**ACTIVITY**. Find every line below with the word "worth" in it, and copy each one.

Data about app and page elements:
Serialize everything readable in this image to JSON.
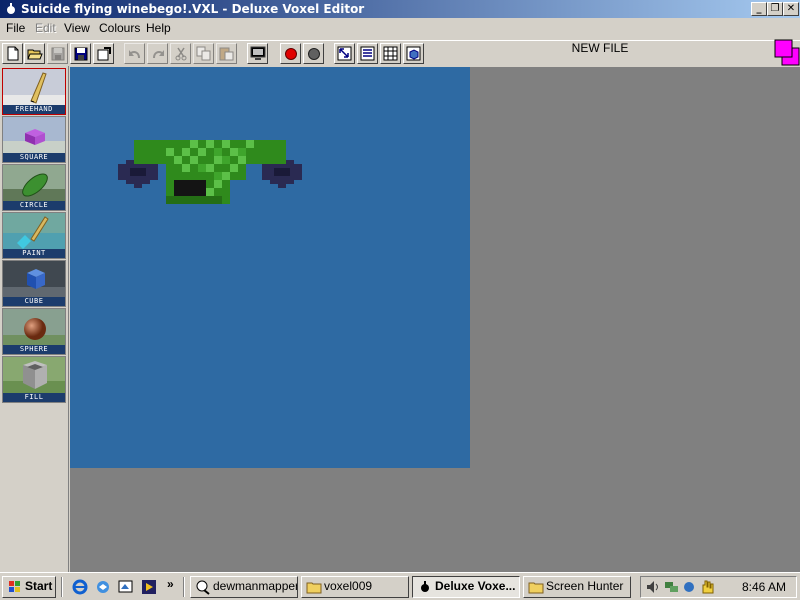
{
  "window": {
    "title": "Suicide flying winebego!.VXL - Deluxe Voxel Editor",
    "caption_buttons": {
      "minimize": "_",
      "restore": "❐",
      "close": "✕"
    }
  },
  "menu": [
    "File",
    "Edit",
    "View",
    "Colours",
    "Help"
  ],
  "toolbar": {
    "file_status": "NEW FILE",
    "active_colour": "#ff00ff"
  },
  "tools": [
    {
      "label": "FREEHAND",
      "icon": "pencil-icon",
      "selected": true
    },
    {
      "label": "SQUARE",
      "icon": "square-icon"
    },
    {
      "label": "CIRCLE",
      "icon": "circle-icon"
    },
    {
      "label": "PAINT",
      "icon": "paint-brush-icon"
    },
    {
      "label": "CUBE",
      "icon": "cube-icon"
    },
    {
      "label": "SPHERE",
      "icon": "sphere-icon"
    },
    {
      "label": "FILL",
      "icon": "fill-bucket-icon"
    }
  ],
  "canvas": {
    "background": "#2e6aa3"
  },
  "taskbar": {
    "start_label": "Start",
    "quick_launch_more": "»",
    "tasks": [
      {
        "label": "dewmanmapper...",
        "icon": "app-icon",
        "active": false
      },
      {
        "label": "voxel009",
        "icon": "folder-icon",
        "active": false
      },
      {
        "label": "Deluxe Voxe...",
        "icon": "app-icon",
        "active": true
      },
      {
        "label": "Screen Hunter",
        "icon": "folder-icon",
        "active": false
      }
    ],
    "clock": "8:46 AM"
  }
}
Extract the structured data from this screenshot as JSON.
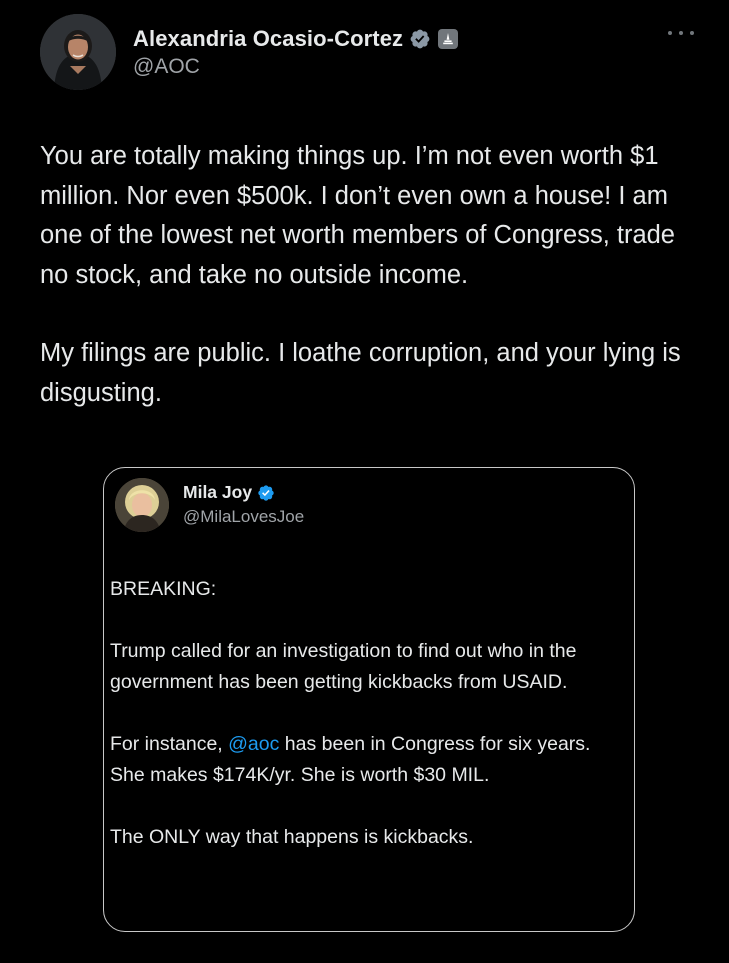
{
  "author": {
    "name": "Alexandria Ocasio-Cortez",
    "handle": "@AOC",
    "verified_icon": "verified-badge-icon",
    "gov_icon": "government-capitol-icon"
  },
  "tweet": {
    "paragraphs": [
      "You are totally making things up. I’m not even worth $1 million. Nor even $500k. I don’t even own a house! I am one of the lowest net worth members of Congress, trade no stock, and take no outside income.",
      "My filings are public. I loathe corruption, and your lying is disgusting."
    ]
  },
  "quote": {
    "name": "Mila Joy",
    "handle": "@MilaLovesJoe",
    "verified_icon": "verified-badge-icon",
    "p1": "BREAKING:",
    "p2": "Trump called for an investigation to find out who in the government has been getting kickbacks from USAID.",
    "p3_before": "For instance, ",
    "p3_mention": "@aoc",
    "p3_after": " has been in Congress for six years.  She makes $174K/yr.  She is worth $30 MIL.",
    "p4": "The ONLY way that happens is kickbacks."
  },
  "colors": {
    "background": "#000000",
    "text": "#e7e9ea",
    "secondary": "#a0a4a8",
    "verified_blue": "#1d9bf0",
    "mention": "#1d9bf0"
  }
}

**SOLUTION**.
      "You are totally making things up. I’m not even worth $1 million. Nor even $500k. I don’t even own a house! I am one of the lowest net worth members of Congress, trade no stock, and take no outside income.",
    "p3_after": " has been in Congress for six years.  She makes $174K/yr.  She is worth $30 MIL.",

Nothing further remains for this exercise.